▸ **What you should do**
A complete response lists each line of the data below that includes the word "icon".

(App and web page records)
* * *

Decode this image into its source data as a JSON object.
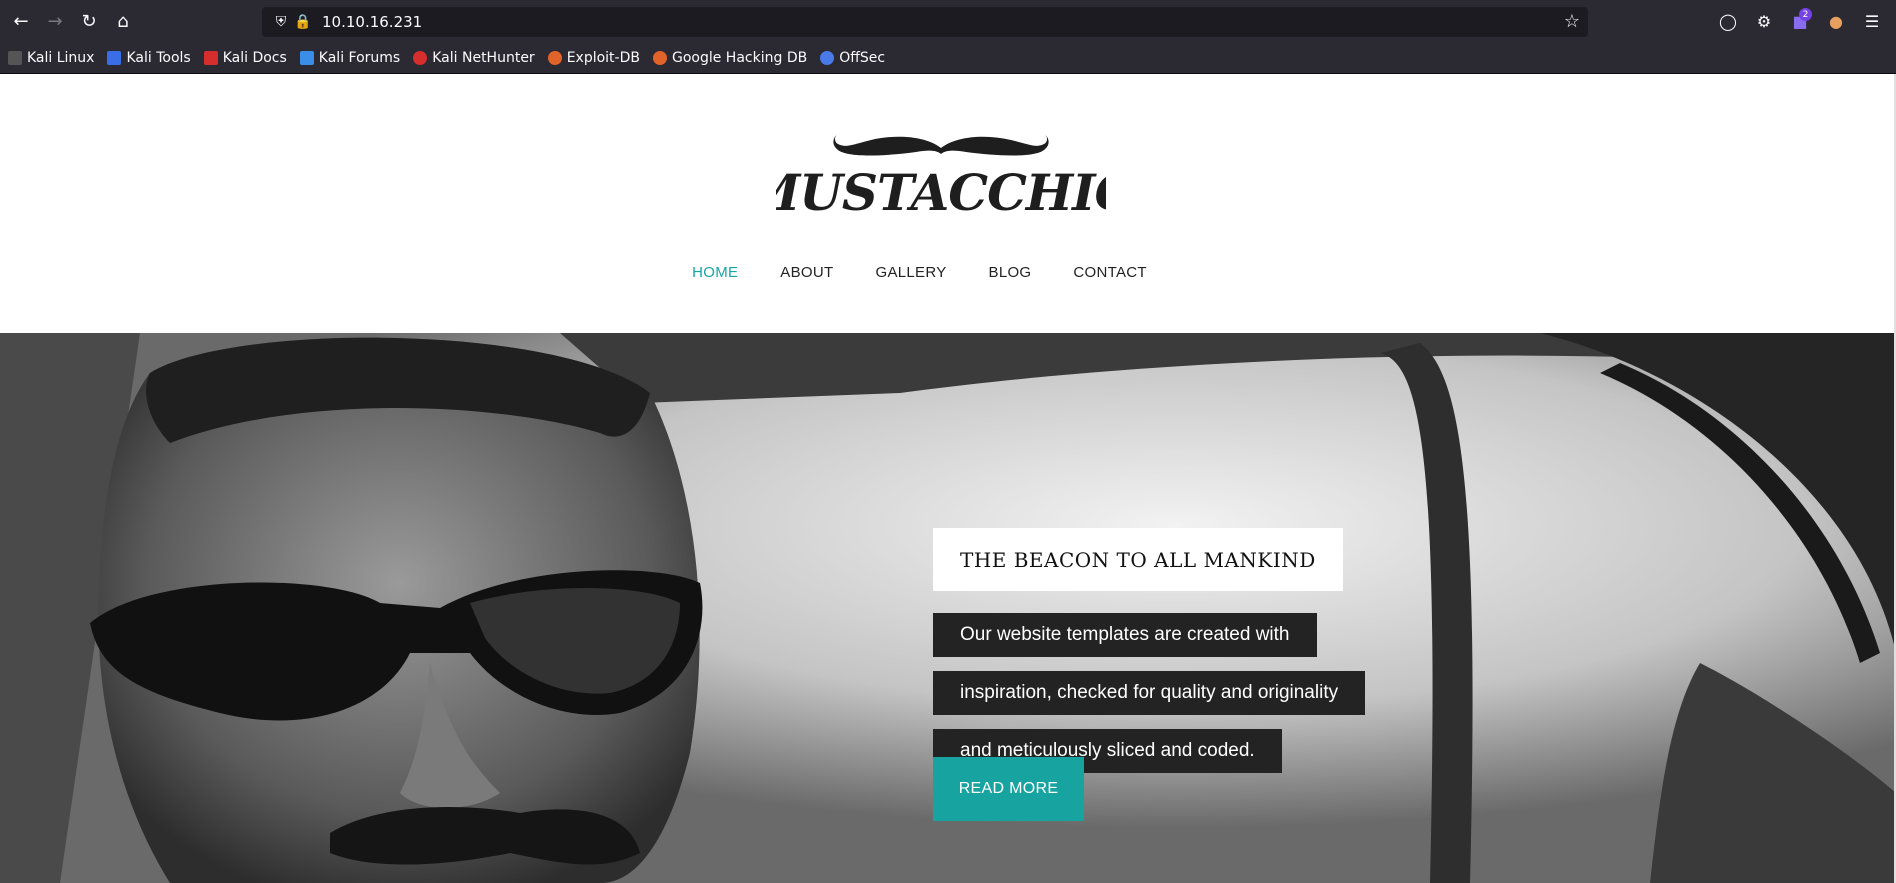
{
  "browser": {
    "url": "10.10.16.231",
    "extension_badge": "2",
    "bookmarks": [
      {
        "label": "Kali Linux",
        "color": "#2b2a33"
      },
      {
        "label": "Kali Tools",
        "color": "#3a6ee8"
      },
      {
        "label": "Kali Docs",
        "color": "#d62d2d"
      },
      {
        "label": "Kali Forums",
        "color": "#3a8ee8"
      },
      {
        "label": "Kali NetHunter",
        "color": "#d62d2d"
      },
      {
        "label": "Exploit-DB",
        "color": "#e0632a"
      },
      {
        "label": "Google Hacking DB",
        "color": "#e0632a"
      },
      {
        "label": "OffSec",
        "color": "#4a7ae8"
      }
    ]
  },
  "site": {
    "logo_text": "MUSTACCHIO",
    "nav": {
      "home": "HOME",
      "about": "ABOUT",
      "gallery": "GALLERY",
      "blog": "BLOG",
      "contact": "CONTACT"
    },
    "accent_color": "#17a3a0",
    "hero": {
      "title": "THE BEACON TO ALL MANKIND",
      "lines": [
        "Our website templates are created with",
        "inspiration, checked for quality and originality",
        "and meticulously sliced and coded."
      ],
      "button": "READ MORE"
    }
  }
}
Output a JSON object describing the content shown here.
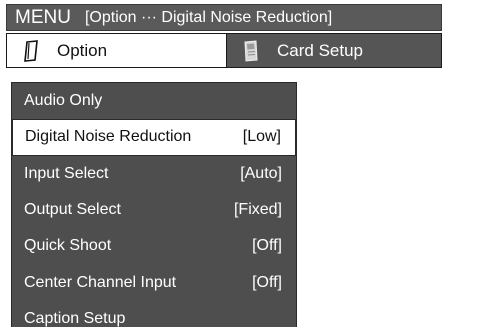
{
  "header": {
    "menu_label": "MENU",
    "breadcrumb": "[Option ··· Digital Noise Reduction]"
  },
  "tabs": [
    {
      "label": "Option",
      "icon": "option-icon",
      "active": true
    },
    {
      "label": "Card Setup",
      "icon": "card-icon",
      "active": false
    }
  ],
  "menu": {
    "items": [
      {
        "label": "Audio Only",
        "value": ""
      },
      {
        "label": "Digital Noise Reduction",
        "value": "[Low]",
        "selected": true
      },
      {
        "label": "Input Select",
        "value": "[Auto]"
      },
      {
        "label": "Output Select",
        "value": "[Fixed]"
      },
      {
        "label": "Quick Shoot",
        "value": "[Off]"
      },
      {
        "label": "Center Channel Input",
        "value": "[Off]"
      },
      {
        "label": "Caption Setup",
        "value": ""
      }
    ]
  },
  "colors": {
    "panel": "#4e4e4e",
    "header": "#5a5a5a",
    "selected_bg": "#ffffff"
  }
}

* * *

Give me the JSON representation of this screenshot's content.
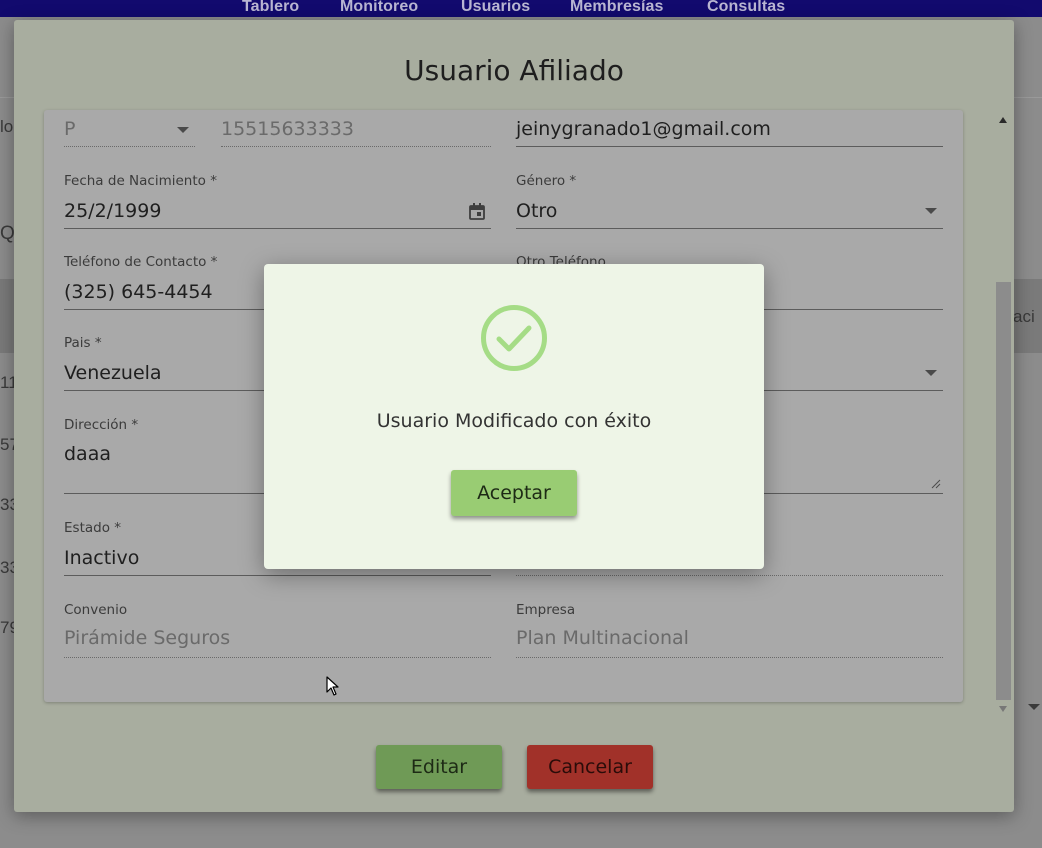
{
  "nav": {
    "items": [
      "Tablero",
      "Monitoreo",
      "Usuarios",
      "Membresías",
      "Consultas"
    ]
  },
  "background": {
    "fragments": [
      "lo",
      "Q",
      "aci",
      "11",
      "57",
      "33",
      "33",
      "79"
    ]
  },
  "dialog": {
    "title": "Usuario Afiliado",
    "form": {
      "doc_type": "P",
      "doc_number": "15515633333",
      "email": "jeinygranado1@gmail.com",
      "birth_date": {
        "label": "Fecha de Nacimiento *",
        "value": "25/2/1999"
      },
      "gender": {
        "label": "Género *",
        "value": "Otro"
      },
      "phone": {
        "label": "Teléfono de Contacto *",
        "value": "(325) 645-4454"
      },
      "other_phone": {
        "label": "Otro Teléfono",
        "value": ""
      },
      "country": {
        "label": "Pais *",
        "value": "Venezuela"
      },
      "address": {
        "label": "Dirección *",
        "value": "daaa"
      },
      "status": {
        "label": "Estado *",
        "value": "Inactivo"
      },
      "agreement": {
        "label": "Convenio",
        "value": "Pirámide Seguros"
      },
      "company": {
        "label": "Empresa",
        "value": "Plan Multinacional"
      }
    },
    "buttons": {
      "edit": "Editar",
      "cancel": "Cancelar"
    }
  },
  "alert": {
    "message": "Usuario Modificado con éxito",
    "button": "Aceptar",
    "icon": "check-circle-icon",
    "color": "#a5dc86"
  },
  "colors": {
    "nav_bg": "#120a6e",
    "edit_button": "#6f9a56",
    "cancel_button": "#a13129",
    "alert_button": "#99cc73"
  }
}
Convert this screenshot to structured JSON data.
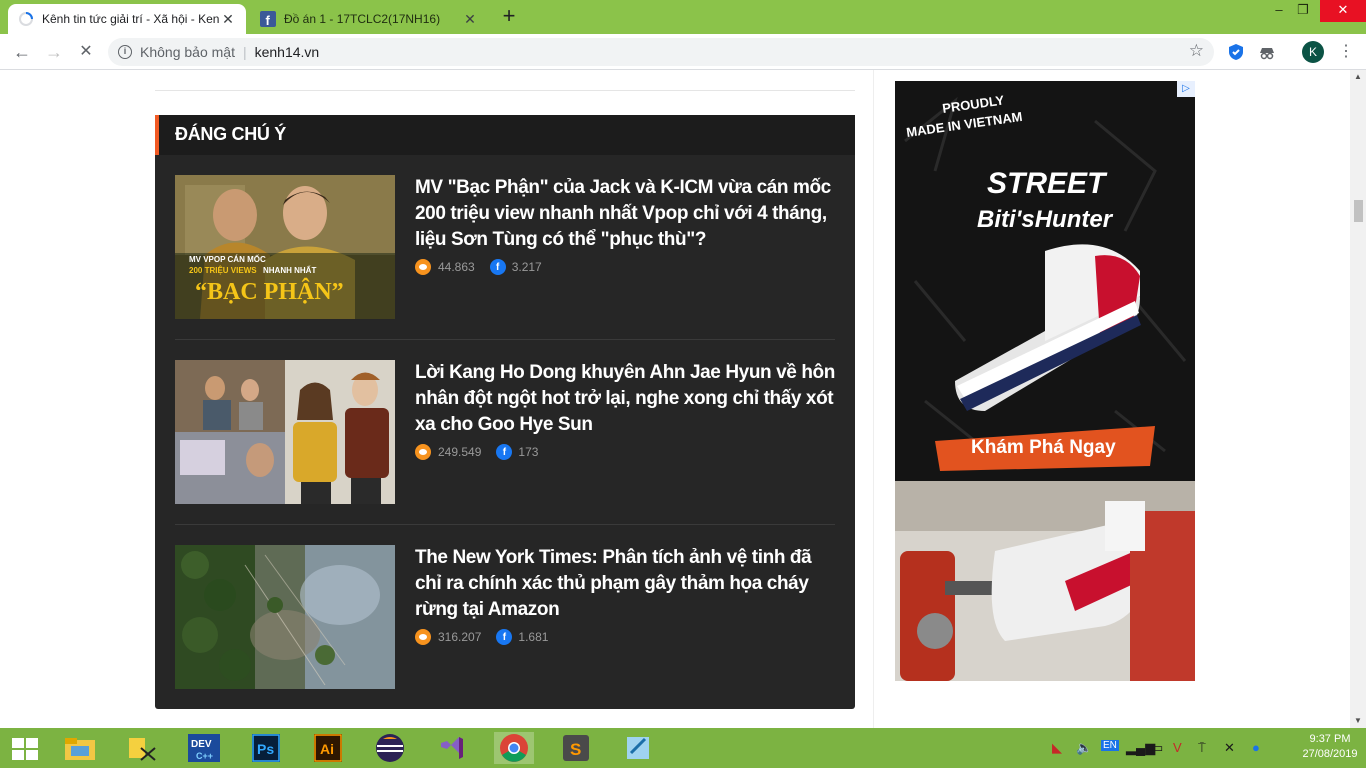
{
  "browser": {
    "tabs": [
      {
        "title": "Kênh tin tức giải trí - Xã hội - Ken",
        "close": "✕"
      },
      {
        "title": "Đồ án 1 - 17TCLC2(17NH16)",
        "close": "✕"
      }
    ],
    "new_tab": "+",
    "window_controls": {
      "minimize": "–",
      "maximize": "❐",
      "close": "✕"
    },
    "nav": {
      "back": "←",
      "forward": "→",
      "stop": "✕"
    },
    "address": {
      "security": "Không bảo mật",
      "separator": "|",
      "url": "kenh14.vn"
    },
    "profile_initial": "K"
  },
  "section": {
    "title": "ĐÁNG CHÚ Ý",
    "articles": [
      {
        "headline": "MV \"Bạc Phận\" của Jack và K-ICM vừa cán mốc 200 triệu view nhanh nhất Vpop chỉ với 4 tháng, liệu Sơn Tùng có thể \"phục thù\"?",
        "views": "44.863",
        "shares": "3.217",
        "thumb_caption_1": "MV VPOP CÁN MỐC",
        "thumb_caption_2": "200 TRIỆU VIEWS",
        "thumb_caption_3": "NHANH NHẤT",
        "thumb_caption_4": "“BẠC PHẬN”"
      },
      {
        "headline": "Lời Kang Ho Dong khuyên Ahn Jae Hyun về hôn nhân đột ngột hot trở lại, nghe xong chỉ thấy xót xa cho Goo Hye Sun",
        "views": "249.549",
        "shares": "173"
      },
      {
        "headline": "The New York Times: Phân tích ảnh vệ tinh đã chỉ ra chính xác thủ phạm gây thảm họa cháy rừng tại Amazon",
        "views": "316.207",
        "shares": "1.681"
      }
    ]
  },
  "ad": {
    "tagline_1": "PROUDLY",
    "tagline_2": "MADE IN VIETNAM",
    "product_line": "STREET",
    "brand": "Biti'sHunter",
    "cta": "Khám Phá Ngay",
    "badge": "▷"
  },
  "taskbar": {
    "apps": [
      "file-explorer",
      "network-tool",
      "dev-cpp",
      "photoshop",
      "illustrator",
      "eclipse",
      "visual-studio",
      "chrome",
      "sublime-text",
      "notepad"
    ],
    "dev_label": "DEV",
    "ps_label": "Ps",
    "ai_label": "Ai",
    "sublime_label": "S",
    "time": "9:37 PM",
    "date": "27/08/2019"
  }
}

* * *

▸ **Result of the task**
      "icon": "option-icon",
      "icon": "card-icon",
    "icon": "check-circle-icon",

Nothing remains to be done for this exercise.